> **What needs to be done**
Only the number is requested. Tally the lines of the data that hold the string "Upload".

Web page and app entries

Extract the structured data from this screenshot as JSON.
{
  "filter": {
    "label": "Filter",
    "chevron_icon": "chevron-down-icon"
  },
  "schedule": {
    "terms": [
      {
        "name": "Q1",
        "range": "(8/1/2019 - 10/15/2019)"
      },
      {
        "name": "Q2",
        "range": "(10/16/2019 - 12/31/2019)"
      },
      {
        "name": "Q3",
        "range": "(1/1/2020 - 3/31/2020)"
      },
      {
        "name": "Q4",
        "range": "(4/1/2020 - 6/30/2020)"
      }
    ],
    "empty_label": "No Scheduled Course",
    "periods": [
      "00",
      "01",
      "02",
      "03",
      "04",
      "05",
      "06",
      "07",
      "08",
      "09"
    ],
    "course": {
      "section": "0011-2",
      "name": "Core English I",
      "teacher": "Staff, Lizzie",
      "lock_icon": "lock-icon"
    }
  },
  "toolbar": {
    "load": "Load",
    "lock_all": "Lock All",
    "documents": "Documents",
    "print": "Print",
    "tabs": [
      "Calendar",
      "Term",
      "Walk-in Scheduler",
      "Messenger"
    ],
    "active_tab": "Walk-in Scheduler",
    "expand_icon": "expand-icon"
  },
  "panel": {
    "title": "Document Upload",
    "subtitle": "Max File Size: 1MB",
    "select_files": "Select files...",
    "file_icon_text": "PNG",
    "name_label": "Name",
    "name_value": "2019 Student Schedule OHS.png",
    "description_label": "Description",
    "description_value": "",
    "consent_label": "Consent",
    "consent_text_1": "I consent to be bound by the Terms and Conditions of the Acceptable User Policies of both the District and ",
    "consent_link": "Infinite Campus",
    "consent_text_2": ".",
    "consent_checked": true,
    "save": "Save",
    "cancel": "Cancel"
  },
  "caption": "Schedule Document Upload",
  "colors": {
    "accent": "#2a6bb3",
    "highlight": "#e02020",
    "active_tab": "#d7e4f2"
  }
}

> **Finished exercise**
2